(Interface dataset entries)
*** Begin section ***

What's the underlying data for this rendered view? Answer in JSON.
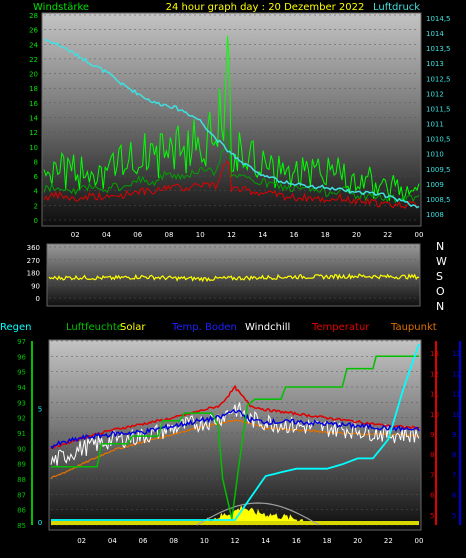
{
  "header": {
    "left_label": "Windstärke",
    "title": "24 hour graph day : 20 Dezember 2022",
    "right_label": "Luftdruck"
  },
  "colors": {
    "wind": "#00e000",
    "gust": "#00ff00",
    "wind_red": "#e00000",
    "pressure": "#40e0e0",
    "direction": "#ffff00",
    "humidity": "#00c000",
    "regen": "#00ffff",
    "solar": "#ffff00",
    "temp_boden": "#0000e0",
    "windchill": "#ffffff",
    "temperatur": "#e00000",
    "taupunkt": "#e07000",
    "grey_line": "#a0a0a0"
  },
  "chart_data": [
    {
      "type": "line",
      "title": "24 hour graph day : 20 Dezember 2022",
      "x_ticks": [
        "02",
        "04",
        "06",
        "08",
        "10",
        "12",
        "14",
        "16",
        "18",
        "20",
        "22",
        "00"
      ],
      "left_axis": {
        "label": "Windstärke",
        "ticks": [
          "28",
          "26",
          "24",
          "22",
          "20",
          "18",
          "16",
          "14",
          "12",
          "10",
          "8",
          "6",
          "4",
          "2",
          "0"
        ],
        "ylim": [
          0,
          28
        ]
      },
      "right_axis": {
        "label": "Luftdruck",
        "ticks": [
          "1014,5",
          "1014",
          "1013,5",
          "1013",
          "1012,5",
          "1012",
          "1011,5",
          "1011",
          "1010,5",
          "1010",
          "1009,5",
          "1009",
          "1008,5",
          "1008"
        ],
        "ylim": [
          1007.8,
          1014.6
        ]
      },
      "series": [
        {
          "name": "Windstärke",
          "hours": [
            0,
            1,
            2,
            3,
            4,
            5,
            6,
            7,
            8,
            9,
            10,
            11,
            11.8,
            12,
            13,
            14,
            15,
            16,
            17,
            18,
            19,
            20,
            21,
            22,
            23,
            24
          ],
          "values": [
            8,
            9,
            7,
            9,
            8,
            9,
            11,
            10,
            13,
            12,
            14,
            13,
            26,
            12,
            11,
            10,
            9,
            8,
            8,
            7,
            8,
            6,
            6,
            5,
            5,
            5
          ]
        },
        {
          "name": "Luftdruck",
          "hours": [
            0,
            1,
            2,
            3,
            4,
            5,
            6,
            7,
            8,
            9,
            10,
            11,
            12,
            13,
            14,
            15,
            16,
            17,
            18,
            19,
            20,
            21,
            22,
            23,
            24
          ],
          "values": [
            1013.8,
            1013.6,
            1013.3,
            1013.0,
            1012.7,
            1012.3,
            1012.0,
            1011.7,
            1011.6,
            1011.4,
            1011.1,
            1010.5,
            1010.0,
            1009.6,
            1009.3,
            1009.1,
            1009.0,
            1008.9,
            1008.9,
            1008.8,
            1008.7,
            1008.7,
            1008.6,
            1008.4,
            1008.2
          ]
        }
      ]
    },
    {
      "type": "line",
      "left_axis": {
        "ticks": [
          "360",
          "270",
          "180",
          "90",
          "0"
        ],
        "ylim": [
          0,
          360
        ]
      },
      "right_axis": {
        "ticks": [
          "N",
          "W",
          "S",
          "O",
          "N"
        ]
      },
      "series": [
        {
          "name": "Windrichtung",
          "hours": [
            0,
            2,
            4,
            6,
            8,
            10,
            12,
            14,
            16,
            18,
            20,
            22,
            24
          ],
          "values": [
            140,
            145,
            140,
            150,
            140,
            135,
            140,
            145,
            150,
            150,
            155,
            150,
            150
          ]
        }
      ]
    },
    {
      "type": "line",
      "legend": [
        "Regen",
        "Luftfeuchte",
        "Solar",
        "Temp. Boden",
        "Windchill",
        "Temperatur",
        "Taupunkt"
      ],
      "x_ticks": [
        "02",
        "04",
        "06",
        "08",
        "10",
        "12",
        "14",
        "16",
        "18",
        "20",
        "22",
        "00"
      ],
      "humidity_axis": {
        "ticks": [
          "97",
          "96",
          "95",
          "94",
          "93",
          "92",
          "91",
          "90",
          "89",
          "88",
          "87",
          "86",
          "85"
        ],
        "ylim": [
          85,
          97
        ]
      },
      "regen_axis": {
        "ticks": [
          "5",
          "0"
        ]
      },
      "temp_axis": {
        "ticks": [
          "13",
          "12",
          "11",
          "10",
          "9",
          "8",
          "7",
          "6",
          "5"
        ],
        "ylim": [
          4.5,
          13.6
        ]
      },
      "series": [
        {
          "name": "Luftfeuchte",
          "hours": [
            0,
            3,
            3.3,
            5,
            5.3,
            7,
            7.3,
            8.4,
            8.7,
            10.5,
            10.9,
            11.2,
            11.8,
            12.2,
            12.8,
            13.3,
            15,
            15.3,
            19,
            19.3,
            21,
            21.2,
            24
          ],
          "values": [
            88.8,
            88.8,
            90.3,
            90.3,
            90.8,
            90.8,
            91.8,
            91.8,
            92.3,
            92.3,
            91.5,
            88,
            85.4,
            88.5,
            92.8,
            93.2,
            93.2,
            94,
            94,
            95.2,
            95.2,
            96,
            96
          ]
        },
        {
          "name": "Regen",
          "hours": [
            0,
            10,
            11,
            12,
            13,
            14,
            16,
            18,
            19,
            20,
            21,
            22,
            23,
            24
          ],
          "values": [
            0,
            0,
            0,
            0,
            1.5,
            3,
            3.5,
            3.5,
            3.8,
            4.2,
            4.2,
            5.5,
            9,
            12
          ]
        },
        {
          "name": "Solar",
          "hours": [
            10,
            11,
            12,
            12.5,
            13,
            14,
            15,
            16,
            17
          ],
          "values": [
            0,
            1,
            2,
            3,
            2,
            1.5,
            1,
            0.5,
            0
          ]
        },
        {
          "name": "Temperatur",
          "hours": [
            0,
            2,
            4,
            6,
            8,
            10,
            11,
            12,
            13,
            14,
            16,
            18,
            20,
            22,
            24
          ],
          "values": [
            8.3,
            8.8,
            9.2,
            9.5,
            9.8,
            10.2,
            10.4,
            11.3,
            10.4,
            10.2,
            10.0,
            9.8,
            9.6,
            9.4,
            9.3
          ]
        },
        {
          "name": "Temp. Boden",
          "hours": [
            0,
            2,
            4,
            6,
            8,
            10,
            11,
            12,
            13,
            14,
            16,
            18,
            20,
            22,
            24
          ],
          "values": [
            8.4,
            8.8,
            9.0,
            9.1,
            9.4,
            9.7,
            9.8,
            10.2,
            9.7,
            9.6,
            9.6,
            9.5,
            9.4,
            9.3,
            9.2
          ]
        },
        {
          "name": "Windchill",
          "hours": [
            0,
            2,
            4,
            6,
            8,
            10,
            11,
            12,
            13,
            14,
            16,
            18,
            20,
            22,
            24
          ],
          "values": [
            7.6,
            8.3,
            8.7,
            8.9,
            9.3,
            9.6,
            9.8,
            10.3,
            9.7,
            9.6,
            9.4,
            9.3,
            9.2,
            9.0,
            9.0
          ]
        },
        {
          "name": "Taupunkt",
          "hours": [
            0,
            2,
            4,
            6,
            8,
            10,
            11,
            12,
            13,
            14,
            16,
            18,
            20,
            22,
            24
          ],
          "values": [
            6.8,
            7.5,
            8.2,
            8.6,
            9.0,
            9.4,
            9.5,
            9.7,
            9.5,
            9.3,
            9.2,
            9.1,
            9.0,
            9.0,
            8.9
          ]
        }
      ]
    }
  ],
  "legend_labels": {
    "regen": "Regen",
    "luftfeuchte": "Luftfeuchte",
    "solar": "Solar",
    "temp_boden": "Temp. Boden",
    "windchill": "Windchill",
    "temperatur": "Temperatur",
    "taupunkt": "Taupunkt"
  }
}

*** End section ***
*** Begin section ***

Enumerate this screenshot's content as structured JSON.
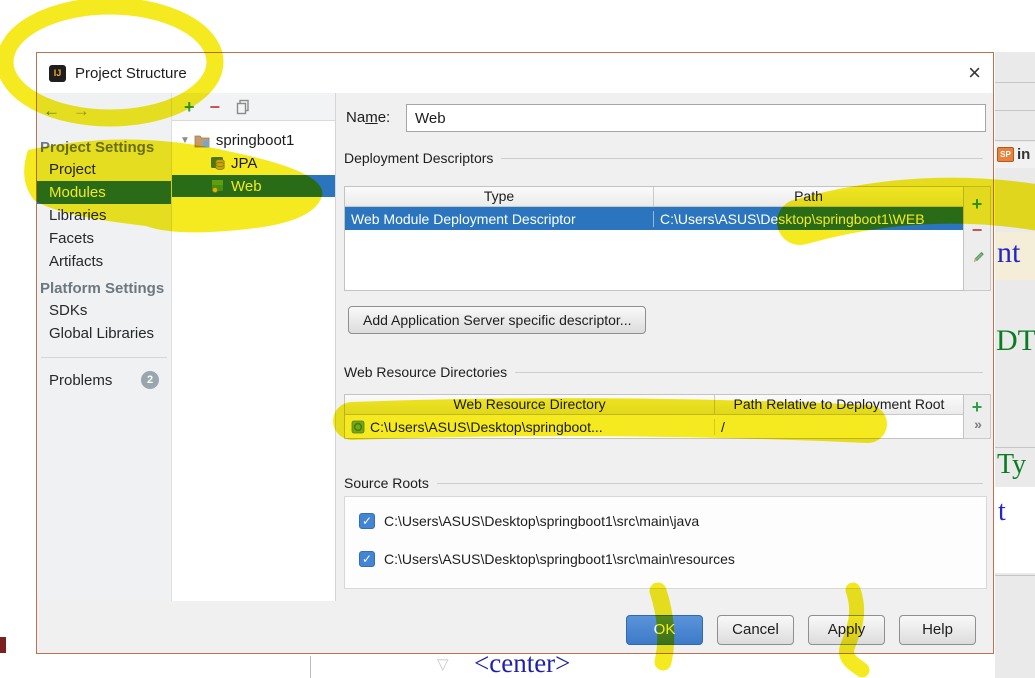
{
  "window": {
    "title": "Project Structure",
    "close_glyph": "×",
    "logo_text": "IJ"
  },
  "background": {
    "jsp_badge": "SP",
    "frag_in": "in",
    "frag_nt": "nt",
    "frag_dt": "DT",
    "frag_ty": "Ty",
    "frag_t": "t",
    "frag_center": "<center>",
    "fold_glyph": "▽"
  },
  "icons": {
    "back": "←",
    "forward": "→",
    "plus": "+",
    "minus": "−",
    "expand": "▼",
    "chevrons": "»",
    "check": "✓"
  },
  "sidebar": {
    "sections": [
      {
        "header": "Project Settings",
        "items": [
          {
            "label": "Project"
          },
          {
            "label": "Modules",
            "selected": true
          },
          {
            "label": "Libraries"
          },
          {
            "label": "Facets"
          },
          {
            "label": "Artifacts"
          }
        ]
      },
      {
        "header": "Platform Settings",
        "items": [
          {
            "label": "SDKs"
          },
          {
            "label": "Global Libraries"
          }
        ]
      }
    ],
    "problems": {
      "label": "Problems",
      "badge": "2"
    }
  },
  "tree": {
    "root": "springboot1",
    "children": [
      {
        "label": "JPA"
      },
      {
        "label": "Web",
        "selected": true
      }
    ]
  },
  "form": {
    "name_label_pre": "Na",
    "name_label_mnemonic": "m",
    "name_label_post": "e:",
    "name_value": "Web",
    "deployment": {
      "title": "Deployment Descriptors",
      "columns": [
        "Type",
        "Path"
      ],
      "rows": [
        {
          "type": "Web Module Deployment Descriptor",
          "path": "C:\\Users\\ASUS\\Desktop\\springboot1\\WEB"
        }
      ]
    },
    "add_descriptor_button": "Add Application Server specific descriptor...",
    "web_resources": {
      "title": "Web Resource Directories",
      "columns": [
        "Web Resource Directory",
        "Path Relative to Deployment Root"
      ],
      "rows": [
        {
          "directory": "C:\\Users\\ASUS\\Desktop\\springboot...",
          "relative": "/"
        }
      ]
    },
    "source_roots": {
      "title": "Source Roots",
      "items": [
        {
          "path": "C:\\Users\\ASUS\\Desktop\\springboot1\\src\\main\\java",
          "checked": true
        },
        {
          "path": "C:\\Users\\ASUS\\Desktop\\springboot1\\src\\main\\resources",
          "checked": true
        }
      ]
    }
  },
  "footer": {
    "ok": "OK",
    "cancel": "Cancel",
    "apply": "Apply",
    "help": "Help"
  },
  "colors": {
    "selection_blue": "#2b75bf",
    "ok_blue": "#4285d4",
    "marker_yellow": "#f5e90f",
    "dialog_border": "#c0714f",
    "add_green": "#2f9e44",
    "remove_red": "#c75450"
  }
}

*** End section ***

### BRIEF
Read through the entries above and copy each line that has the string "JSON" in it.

### SOLUTION BELOW
What's the underlying data for this rendered view? Answer in JSON.
Enumerate this screenshot's content as structured JSON.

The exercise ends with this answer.